My father Lau Cham was a disciple of Hung Ga martial arts. His master Lam Sai-wing was the student of the legendary Wong Fei-hung, which means I am the fourth-generation descendent of Wong. When these people died, they left me an inheritance, which was king-fu.
(Taken from his acceptance speech for the Lifetime Achievement Award at the 29th Hong Kong Film Awards in 2010.)
Lau Kar-leung was born in Guangzhou in 1937. He had only four years of formal education before beginning his training in martial arts under his father Lau Cham, who himself studied under a pupil of the legendary master Wong Fei-hung. Lau moved to Hong Kong with his family in 1949, and got work in the film industry through his father, where he started out as an extra and martial arts stuntman. From 1955 onwards he appeared in over a dozen Wong Fei-hung films as villains or minor characters.

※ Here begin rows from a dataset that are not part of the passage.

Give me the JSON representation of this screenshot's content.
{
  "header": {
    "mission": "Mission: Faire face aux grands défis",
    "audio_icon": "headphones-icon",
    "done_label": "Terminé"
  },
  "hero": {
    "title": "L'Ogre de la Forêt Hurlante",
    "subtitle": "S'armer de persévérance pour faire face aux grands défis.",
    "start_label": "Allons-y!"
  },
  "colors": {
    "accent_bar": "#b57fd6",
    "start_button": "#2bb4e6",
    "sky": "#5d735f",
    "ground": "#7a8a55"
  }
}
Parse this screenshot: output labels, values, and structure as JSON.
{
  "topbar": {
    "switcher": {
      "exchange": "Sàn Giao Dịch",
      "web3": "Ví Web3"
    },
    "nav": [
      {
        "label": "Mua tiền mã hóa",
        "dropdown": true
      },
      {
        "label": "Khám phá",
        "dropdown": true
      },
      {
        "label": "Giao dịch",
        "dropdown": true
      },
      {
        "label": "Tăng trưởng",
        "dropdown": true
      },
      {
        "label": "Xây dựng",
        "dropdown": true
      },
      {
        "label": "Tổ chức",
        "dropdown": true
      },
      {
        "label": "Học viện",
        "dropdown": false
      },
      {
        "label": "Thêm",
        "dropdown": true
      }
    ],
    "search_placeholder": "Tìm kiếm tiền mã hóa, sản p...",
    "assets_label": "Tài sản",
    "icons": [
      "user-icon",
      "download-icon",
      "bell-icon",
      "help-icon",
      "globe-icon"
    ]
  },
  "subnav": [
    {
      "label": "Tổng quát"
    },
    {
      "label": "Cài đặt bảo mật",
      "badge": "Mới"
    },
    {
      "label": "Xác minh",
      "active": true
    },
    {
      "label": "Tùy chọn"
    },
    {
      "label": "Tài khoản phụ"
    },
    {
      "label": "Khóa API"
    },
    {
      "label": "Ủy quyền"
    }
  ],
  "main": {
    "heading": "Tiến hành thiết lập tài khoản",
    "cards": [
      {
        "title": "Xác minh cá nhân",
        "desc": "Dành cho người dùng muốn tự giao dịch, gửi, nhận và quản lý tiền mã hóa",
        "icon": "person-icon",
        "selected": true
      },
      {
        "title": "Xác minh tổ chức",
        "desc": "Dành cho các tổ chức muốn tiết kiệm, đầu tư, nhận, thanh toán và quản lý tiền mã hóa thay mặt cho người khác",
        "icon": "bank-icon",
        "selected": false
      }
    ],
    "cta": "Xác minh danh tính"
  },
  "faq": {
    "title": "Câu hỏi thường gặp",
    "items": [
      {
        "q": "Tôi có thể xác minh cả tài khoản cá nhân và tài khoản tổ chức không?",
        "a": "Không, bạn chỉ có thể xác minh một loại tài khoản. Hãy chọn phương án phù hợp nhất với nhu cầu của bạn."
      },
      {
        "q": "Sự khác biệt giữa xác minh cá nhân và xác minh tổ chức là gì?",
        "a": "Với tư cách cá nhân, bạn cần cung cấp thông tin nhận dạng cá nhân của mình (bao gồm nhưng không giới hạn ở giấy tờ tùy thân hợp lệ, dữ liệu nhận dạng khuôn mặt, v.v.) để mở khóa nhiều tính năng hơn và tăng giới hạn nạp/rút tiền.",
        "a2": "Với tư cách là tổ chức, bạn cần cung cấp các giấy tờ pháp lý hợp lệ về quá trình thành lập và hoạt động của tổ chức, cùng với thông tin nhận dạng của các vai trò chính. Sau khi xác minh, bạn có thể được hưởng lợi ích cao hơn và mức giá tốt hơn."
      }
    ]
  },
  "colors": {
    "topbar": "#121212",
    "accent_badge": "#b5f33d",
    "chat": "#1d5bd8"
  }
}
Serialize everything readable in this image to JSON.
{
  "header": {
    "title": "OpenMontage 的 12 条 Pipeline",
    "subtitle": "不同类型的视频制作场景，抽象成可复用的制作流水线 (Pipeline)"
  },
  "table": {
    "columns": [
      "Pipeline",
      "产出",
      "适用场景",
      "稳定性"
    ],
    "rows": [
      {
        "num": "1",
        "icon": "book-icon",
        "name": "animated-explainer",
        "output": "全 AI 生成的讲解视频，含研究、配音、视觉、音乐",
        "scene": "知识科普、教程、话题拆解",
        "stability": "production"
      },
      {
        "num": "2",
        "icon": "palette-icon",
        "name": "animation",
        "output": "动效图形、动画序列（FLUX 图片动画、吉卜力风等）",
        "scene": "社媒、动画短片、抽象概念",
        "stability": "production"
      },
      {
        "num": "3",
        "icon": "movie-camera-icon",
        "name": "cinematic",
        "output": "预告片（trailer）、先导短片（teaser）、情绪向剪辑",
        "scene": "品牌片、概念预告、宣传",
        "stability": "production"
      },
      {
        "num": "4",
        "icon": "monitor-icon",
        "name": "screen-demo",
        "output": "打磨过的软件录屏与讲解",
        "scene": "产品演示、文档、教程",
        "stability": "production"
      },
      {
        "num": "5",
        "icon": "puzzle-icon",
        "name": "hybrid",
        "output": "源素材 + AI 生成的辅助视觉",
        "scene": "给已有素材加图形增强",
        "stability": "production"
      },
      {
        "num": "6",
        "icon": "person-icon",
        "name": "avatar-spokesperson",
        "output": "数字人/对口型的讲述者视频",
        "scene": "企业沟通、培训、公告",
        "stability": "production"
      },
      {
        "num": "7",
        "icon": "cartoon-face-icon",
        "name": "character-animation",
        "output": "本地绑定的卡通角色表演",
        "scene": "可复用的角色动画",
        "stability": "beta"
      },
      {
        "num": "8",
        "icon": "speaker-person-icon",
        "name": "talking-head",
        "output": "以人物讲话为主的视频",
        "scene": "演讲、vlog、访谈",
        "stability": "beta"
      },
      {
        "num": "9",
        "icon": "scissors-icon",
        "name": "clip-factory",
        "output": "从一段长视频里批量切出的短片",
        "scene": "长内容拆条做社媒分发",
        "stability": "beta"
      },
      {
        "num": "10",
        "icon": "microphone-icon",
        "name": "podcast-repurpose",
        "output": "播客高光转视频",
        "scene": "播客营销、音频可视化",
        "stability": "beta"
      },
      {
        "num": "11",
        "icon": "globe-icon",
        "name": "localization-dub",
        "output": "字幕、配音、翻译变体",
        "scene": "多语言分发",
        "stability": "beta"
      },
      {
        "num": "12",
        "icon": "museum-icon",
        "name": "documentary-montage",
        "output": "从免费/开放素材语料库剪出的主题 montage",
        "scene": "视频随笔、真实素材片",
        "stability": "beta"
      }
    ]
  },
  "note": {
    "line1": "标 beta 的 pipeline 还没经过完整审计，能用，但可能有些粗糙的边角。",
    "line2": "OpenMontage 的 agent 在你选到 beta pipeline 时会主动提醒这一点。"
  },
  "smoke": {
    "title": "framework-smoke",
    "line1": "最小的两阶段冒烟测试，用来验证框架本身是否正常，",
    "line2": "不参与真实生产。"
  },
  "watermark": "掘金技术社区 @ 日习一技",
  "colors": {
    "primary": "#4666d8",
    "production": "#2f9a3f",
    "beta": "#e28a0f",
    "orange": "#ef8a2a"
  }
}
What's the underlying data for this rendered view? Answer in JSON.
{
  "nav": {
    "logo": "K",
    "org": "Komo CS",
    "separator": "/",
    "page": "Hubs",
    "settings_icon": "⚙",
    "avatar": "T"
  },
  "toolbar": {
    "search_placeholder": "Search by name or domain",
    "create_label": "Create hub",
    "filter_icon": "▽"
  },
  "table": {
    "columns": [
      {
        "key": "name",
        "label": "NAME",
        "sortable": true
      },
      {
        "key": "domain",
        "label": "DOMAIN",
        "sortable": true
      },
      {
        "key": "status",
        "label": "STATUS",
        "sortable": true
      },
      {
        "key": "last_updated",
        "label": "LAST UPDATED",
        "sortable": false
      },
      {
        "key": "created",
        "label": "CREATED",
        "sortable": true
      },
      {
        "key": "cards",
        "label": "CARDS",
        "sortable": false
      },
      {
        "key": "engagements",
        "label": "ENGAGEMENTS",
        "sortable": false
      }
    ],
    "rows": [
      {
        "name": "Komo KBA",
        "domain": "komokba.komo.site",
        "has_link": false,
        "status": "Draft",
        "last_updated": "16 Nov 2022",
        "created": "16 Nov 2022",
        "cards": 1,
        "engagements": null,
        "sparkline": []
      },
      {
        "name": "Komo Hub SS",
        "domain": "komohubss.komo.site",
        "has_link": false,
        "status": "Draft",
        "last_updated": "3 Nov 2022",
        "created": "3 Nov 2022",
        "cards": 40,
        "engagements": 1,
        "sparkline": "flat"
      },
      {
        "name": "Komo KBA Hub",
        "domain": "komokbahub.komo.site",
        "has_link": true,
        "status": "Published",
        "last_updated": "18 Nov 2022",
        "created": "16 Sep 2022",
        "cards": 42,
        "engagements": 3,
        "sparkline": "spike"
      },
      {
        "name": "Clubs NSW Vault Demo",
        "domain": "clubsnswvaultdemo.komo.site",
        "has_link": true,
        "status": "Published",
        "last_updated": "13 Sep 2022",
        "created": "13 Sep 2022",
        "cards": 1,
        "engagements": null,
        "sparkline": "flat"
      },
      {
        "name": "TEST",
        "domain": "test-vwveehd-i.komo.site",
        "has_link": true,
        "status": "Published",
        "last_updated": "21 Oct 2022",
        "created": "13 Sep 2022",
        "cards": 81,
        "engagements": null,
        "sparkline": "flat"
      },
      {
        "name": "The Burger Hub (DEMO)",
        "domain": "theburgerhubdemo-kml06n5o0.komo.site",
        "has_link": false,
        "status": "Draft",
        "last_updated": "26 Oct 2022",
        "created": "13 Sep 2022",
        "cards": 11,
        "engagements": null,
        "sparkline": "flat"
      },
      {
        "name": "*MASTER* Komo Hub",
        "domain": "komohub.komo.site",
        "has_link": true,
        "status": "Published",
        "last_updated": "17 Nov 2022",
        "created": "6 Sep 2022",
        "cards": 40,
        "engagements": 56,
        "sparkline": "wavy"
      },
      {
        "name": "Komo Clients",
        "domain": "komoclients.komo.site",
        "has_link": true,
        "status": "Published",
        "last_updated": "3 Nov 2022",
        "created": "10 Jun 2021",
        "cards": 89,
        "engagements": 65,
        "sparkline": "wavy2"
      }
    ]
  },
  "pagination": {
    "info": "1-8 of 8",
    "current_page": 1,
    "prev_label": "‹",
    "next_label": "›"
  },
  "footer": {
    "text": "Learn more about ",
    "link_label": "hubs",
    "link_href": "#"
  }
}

He began working as a martial arts choreographer on films in 1963, when he partnered with Tong Kai on South Dragon, North Phoenix (1963). Their work so impressed Run Run Shaw that he invited the pair to join Shaw Brothers. Lau and Tong subsequently did martial arts choreography on Temple of the Red Lotus (1965) and The Twin Swords (1965), both directed by Hsu-Tsenghung. Later on, the pair worked frequently with Chang Cheh, and contributed to such classics as One Armed Swordsman (1967), Golden Swallow (1968), The Heroic Ones (1970), Boxer from Shantung (1972), Heroes Two (1974), Shaolin Martial Arts (1974), Five Shaolin Masters (1974) and Disciples of Shaolin (1975). At the same time, Lau continued to serve as martial arts choreographer on Cantonese films, not working full time at Shaw Brothers until 1971.
Lau made his directorial debut with Spiritual Boxer (1975), and was the first choreographer to rise to the position of director. He went on to direct various films including Challenge of the Masters (1976), The 36th Chamber of Shaolin (1978), Hero of the East (1978), Dirty Ho (1979), My Young Auntie (1981), Legendary Weapons Of China (1982) and The Eight Diagram Pole Fighter (1984). He won the Best Action Film Award at the Asia Film Festival twice, for The 36th Chamber of Shaolin and Hero of the East. The final film he made for Shaw Brothers was Martial Arts of Shaolin (1986), after which Lau worked with Cinema City to make Tiger on Beat (1988) and Aces Go Places V: The Terracotta Hit (1989), and acted in The Thirty Million Dollar Rush (1987) and Evil Cat (1987). After directing Drunken Master II (1994) and Drunken Master III (1994), Lau took a ten-year break before making Drunken Monkey (2003), which turned out to be his last outing as a director. The final film he worked on was Seven Swords (2005), in which he served as martial arts coordinator as well as actor. He won the Best Action Choreography Award at the Golden Horse Awards in Taiwan and the Hong Kong Film Awards for Drunken Master II, and the Golden Horse Best Action Choreography Award for Seven Swords.
Lau was awarded a Lifetime Achievement Award at the 29th Hong Kong Film Awards in 2010. He passed away in 2013.
|Year||Chinese name||English name||Directors|
||Drunken Master II|
||Drunken Master III|
||Tiger on the Beat 2|
||Aces Go Places V : The Terracotta Hit|
||Tiger on Beat|
||Martial Arts of Shaolin|
||Disciple of the 36th Chamber|
||The Eight Diagram Pole Fighter|
||The Lady is the Boss|
||Legendary Weapons of China|
||Cat vs Rat|
||My Young Auntie|
||Heaven and Hell||CHANG Cheh|
||Return to the 36th Chamber|
||The Shadow Boxing|
||Mad Monkey Kung Fu|
||The 36th Chamber of Shaolin|
||Hero of the East|
||Executioners from Shaolin|
||Challenge of the Masters|